(Page and application data records)
──────────────────────────────

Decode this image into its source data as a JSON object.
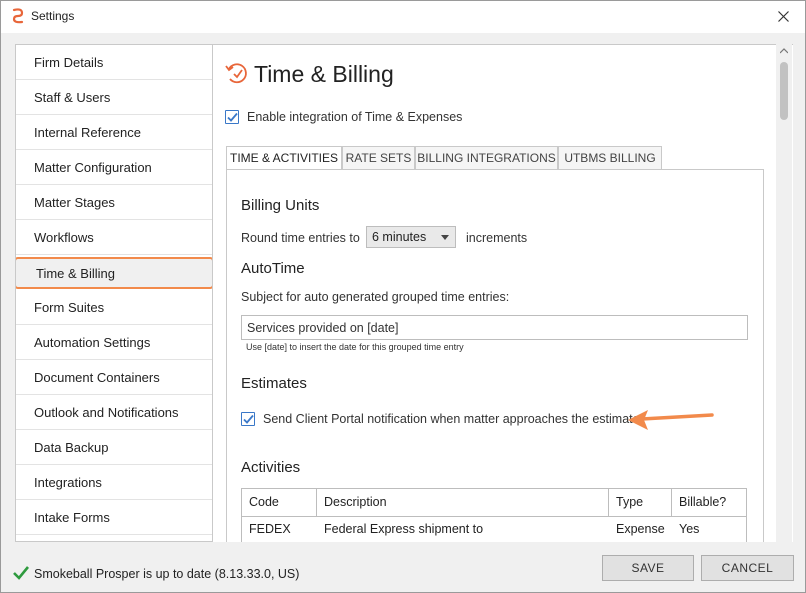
{
  "window": {
    "title": "Settings"
  },
  "sidebar": {
    "items": [
      {
        "label": "Firm Details"
      },
      {
        "label": "Staff & Users"
      },
      {
        "label": "Internal Reference"
      },
      {
        "label": "Matter Configuration"
      },
      {
        "label": "Matter Stages"
      },
      {
        "label": "Workflows"
      },
      {
        "label": "Time & Billing",
        "active": true
      },
      {
        "label": "Form Suites"
      },
      {
        "label": "Automation Settings"
      },
      {
        "label": "Document Containers"
      },
      {
        "label": "Outlook and Notifications"
      },
      {
        "label": "Data Backup"
      },
      {
        "label": "Integrations"
      },
      {
        "label": "Intake Forms"
      }
    ]
  },
  "main": {
    "title": "Time & Billing",
    "enable_integration": {
      "label": "Enable integration of Time & Expenses",
      "checked": true
    },
    "tabs": [
      {
        "label": "TIME & ACTIVITIES",
        "active": true
      },
      {
        "label": "RATE SETS"
      },
      {
        "label": "BILLING INTEGRATIONS"
      },
      {
        "label": "UTBMS BILLING"
      }
    ],
    "billing_units": {
      "heading": "Billing Units",
      "round_label": "Round time entries to",
      "round_value": "6 minutes",
      "increments_label": "increments"
    },
    "autotime": {
      "heading": "AutoTime",
      "subject_label": "Subject for auto generated grouped time entries:",
      "subject_value": "Services provided on [date]",
      "hint": "Use [date] to insert the date for this grouped time entry"
    },
    "estimates": {
      "heading": "Estimates",
      "notify_label": "Send Client Portal notification when matter approaches the estimate",
      "notify_checked": true
    },
    "activities": {
      "heading": "Activities",
      "columns": [
        "Code",
        "Description",
        "Type",
        "Billable?"
      ],
      "rows": [
        [
          "FEDEX",
          "Federal Express shipment to",
          "Expense",
          "Yes"
        ]
      ]
    }
  },
  "footer": {
    "status": "Smokeball Prosper is up to date (8.13.33.0, US)",
    "save_label": "SAVE",
    "cancel_label": "CANCEL"
  },
  "colors": {
    "accent_orange": "#f28a4b",
    "checkbox_blue": "#3a78c8",
    "status_green": "#2e9a3e"
  }
}
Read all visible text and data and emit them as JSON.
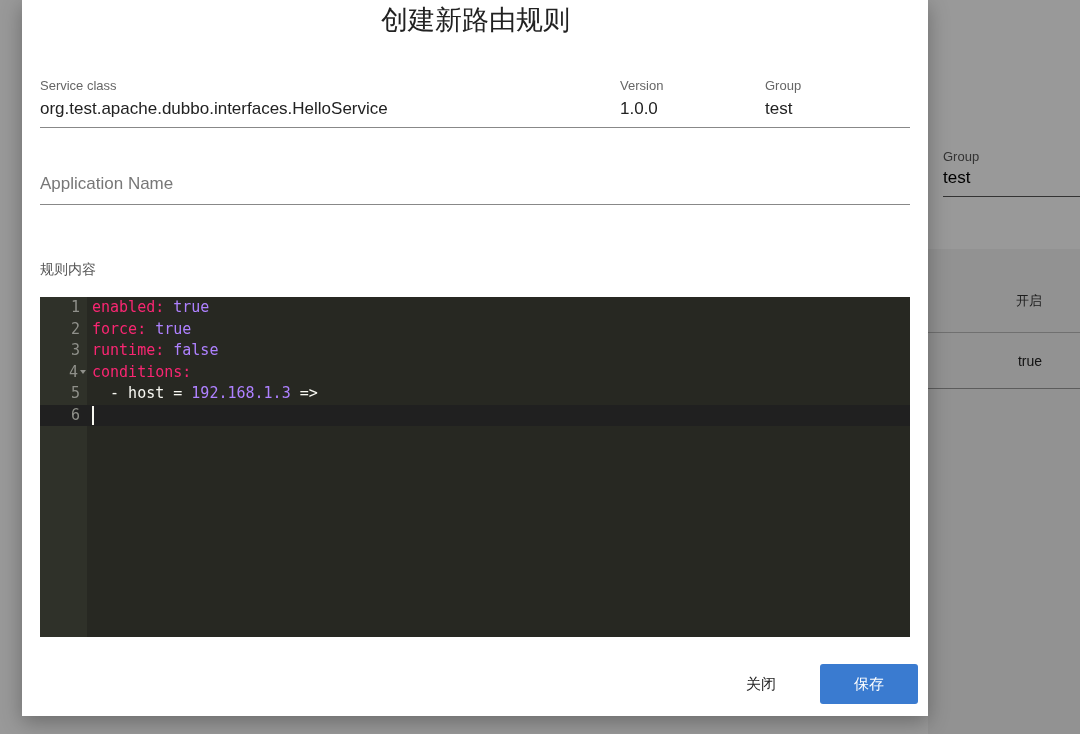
{
  "background": {
    "group_field": {
      "label": "Group",
      "value": "test"
    },
    "table": {
      "header": "开启",
      "rows": [
        "true"
      ]
    }
  },
  "dialog": {
    "title": "创建新路由规则",
    "fields": [
      {
        "label": "Service class",
        "value": "org.test.apache.dubbo.interfaces.HelloService"
      },
      {
        "label": "Version",
        "value": "1.0.0"
      },
      {
        "label": "Group",
        "value": "test"
      }
    ],
    "application_name": {
      "placeholder": "Application Name"
    },
    "rule_label": "规则内容",
    "editor": {
      "lines": [
        {
          "number": "1",
          "foldable": false,
          "active": false,
          "tokens": [
            {
              "kind": "key",
              "text": "enabled:"
            },
            {
              "kind": "value",
              "text": " true"
            }
          ]
        },
        {
          "number": "2",
          "foldable": false,
          "active": false,
          "tokens": [
            {
              "kind": "key",
              "text": "force:"
            },
            {
              "kind": "value",
              "text": " true"
            }
          ]
        },
        {
          "number": "3",
          "foldable": false,
          "active": false,
          "tokens": [
            {
              "kind": "key",
              "text": "runtime:"
            },
            {
              "kind": "value",
              "text": " false"
            }
          ]
        },
        {
          "number": "4",
          "foldable": true,
          "active": false,
          "tokens": [
            {
              "kind": "key",
              "text": "conditions:"
            }
          ]
        },
        {
          "number": "5",
          "foldable": false,
          "active": false,
          "tokens": [
            {
              "kind": "plain",
              "text": "  - host = "
            },
            {
              "kind": "value",
              "text": "192.168.1.3"
            },
            {
              "kind": "plain",
              "text": " =>"
            }
          ]
        },
        {
          "number": "6",
          "foldable": false,
          "active": true
        }
      ]
    },
    "buttons": [
      {
        "kind": "text",
        "label": "关闭"
      },
      {
        "kind": "primary",
        "label": "保存"
      }
    ]
  }
}
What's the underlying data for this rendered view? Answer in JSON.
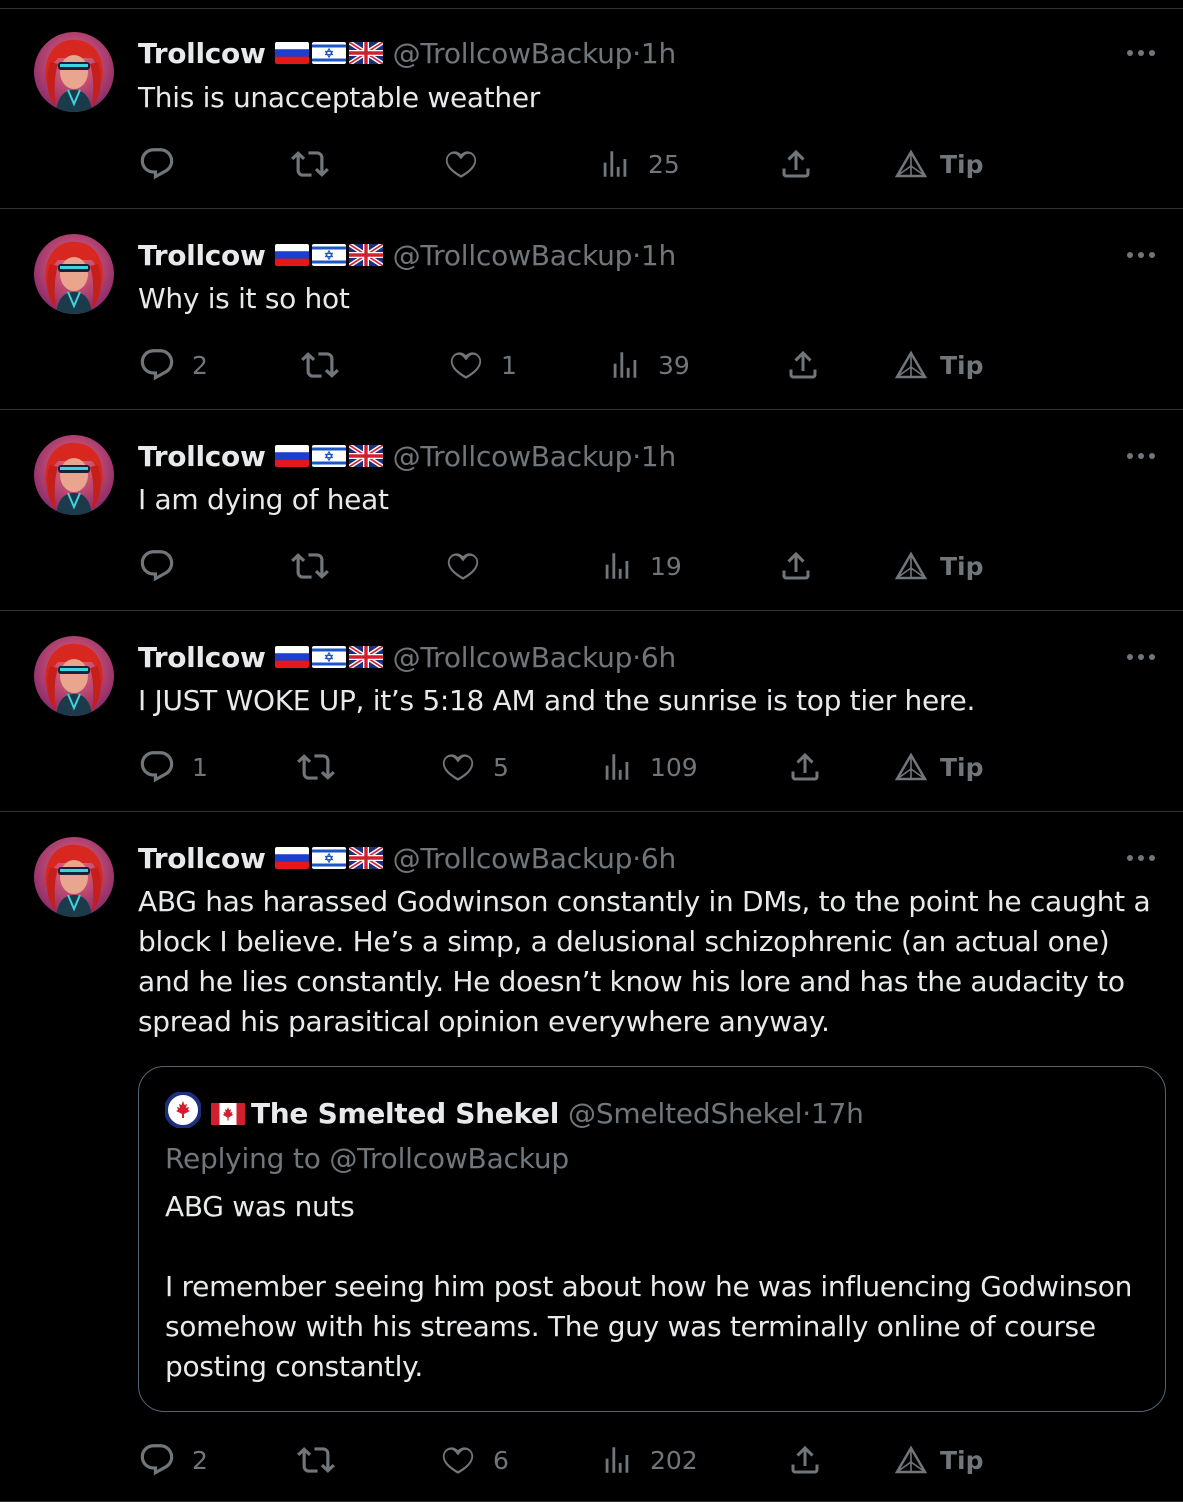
{
  "author": {
    "name": "Trollcow",
    "handle": "@TrollcowBackup",
    "flags": [
      "russia-flag-icon",
      "israel-flag-icon",
      "uk-flag-icon"
    ]
  },
  "tweets": [
    {
      "time": "1h",
      "text": "This is unacceptable weather",
      "replies": "",
      "retweets": "",
      "likes": "",
      "views": "25",
      "tip": "Tip"
    },
    {
      "time": "1h",
      "text": "Why is it so hot",
      "replies": "2",
      "retweets": "",
      "likes": "1",
      "views": "39",
      "tip": "Tip"
    },
    {
      "time": "1h",
      "text": "I am dying of heat",
      "replies": "",
      "retweets": "",
      "likes": "",
      "views": "19",
      "tip": "Tip"
    },
    {
      "time": "6h",
      "text": "I JUST WOKE UP, it’s 5:18 AM and the sunrise is top tier here.",
      "replies": "1",
      "retweets": "",
      "likes": "5",
      "views": "109",
      "tip": "Tip"
    },
    {
      "time": "6h",
      "text": "ABG has harassed Godwinson constantly in DMs, to the point he caught a block I believe. He’s a simp, a delusional schizophrenic (an actual one) and he lies constantly. He doesn’t know his lore and has the audacity to spread his parasitical opinion everywhere anyway.",
      "replies": "2",
      "retweets": "",
      "likes": "6",
      "views": "202",
      "tip": "Tip",
      "quote": {
        "name": "The Smelted Shekel",
        "handle": "@SmeltedShekel",
        "time": "17h",
        "replying": "Replying to @TrollcowBackup",
        "text": "ABG was nuts\n\nI remember seeing him post about how he was influencing Godwinson somehow with his streams. The guy was terminally online of course posting constantly."
      }
    }
  ],
  "meta_separator": " · ",
  "colors": {
    "background": "#000000",
    "text": "#e7e9ea",
    "muted": "#71767b",
    "divider": "#2f3336"
  }
}
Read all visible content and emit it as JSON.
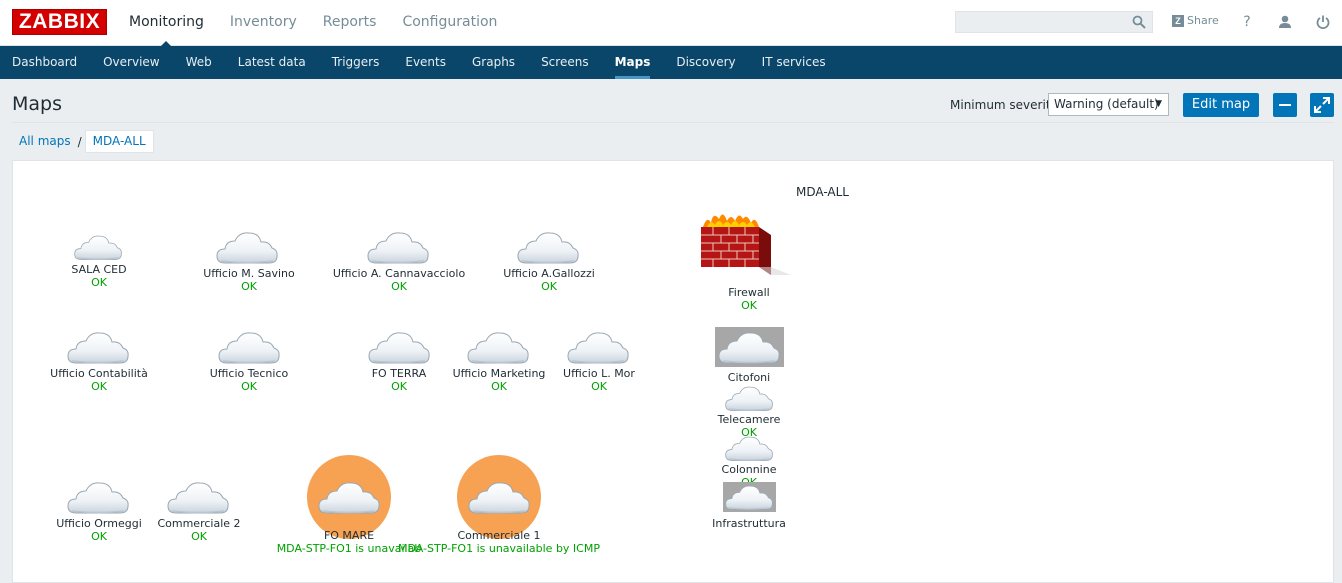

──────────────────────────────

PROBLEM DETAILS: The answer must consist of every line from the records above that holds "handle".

EXERCISE OUTPUT:
    "handle": "@TrollcowBackup",
        "handle": "@SmeltedShekel",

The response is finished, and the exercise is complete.